## YOUR TASK
Using the data below, repeat all of it precisely.

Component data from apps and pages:

====

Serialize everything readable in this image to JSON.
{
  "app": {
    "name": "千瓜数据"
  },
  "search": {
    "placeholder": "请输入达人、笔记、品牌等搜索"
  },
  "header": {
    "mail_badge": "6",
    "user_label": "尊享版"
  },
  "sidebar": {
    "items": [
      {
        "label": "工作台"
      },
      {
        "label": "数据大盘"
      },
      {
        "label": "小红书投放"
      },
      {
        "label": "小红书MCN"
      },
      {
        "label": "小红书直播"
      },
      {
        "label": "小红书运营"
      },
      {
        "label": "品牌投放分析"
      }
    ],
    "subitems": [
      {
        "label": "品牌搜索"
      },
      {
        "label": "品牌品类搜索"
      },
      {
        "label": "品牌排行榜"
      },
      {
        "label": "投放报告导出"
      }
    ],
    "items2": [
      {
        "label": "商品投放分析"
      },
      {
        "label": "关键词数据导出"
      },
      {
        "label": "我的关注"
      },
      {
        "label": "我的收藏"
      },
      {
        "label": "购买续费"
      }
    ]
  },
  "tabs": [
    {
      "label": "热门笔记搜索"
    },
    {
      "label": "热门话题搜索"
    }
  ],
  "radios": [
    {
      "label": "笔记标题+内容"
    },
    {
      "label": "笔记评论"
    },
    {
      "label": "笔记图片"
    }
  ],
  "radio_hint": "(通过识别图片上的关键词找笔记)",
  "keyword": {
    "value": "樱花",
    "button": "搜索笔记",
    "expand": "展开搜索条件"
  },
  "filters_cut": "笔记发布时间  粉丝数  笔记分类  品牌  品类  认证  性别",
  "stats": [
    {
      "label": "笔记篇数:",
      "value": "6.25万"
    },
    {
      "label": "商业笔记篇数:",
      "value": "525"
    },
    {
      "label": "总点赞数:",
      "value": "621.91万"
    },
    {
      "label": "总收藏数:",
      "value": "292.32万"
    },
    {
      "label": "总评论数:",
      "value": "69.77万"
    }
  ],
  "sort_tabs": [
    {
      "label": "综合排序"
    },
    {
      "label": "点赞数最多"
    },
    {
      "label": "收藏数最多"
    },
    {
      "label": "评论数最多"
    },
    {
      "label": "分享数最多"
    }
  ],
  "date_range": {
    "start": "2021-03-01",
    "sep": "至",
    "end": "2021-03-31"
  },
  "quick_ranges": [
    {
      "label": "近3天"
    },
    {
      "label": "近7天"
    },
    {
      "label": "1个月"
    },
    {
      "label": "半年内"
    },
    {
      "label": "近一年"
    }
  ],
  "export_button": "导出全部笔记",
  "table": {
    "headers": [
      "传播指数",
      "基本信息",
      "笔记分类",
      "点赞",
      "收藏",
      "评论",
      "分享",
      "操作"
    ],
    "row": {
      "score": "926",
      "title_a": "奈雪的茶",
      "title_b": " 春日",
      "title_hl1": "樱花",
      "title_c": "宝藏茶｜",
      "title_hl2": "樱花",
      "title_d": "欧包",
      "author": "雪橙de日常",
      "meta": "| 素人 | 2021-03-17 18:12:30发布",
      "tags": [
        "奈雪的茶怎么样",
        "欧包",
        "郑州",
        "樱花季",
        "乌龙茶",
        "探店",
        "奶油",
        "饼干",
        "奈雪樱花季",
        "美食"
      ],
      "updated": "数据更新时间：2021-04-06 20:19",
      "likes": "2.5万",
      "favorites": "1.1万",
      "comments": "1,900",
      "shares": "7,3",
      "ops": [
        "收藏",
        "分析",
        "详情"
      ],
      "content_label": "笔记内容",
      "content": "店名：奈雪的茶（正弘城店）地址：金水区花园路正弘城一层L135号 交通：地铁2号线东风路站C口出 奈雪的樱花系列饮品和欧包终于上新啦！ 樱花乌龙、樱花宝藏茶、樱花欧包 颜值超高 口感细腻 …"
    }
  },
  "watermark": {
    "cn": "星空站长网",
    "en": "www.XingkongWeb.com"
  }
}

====

## ANSWER SPACE
Serialize everything readable in this image to JSON.
{
  "app": {
    "name": "千瓜数据"
  },
  "search": {
    "placeholder": "请输入达人、笔记、品牌等搜索"
  },
  "header": {
    "mail_badge": "6",
    "user_label": "尊享版"
  },
  "sidebar": {
    "items": [
      {
        "label": "工作台"
      },
      {
        "label": "数据大盘"
      },
      {
        "label": "小红书投放"
      },
      {
        "label": "小红书MCN"
      },
      {
        "label": "小红书直播"
      },
      {
        "label": "小红书运营"
      },
      {
        "label": "品牌投放分析"
      }
    ],
    "subitems": [
      {
        "label": "品牌搜索"
      },
      {
        "label": "品牌品类搜索"
      },
      {
        "label": "品牌排行榜"
      },
      {
        "label": "投放报告导出"
      }
    ],
    "items2": [
      {
        "label": "商品投放分析"
      },
      {
        "label": "关键词数据导出"
      },
      {
        "label": "我的关注"
      },
      {
        "label": "我的收藏"
      },
      {
        "label": "购买续费"
      }
    ]
  },
  "tabs": [
    {
      "label": "热门笔记搜索"
    },
    {
      "label": "热门话题搜索"
    }
  ],
  "radios": [
    {
      "label": "笔记标题+内容"
    },
    {
      "label": "笔记评论"
    },
    {
      "label": "笔记图片"
    }
  ],
  "radio_hint": "(通过识别图片上的关键词找笔记)",
  "keyword": {
    "value": "樱花",
    "button": "搜索笔记",
    "expand": "展开搜索条件"
  },
  "filters_cut": "笔记发布时间  粉丝数  笔记分类  品牌  品类  认证  性别",
  "stats": [
    {
      "label": "笔记篇数:",
      "value": "6.25万"
    },
    {
      "label": "商业笔记篇数:",
      "value": "525"
    },
    {
      "label": "总点赞数:",
      "value": "621.91万"
    },
    {
      "label": "总收藏数:",
      "value": "292.32万"
    },
    {
      "label": "总评论数:",
      "value": "69.77万"
    }
  ],
  "sort_tabs": [
    {
      "label": "综合排序"
    },
    {
      "label": "点赞数最多"
    },
    {
      "label": "收藏数最多"
    },
    {
      "label": "评论数最多"
    },
    {
      "label": "分享数最多"
    }
  ],
  "date_range": {
    "start": "2021-03-01",
    "sep": "至",
    "end": "2021-03-31"
  },
  "quick_ranges": [
    {
      "label": "近3天"
    },
    {
      "label": "近7天"
    },
    {
      "label": "1个月"
    },
    {
      "label": "半年内"
    },
    {
      "label": "近一年"
    }
  ],
  "export_button": "导出全部笔记",
  "table": {
    "headers": [
      "传播指数",
      "基本信息",
      "笔记分类",
      "点赞",
      "收藏",
      "评论",
      "分享",
      "操作"
    ],
    "row": {
      "score": "926",
      "title_a": "奈雪的茶",
      "title_b": " 春日",
      "title_hl1": "樱花",
      "title_c": "宝藏茶｜",
      "title_hl2": "樱花",
      "title_d": "欧包",
      "author": "雪橙de日常",
      "meta": "| 素人 | 2021-03-17 18:12:30发布",
      "tags": [
        "奈雪的茶怎么样",
        "欧包",
        "郑州",
        "樱花季",
        "乌龙茶",
        "探店",
        "奶油",
        "饼干",
        "奈雪樱花季",
        "美食"
      ],
      "updated": "数据更新时间：2021-04-06 20:19",
      "likes": "2.5万",
      "favorites": "1.1万",
      "comments": "1,900",
      "shares": "7,3",
      "ops": [
        "收藏",
        "分析",
        "详情"
      ],
      "content_label": "笔记内容",
      "content": "店名：奈雪的茶（正弘城店）地址：金水区花园路正弘城一层L135号 交通：地铁2号线东风路站C口出 奈雪的樱花系列饮品和欧包终于上新啦！ 樱花乌龙、樱花宝藏茶、樱花欧包 颜值超高 口感细腻 …"
    }
  },
  "watermark": {
    "cn": "星空站长网",
    "en": "www.XingkongWeb.com"
  }
}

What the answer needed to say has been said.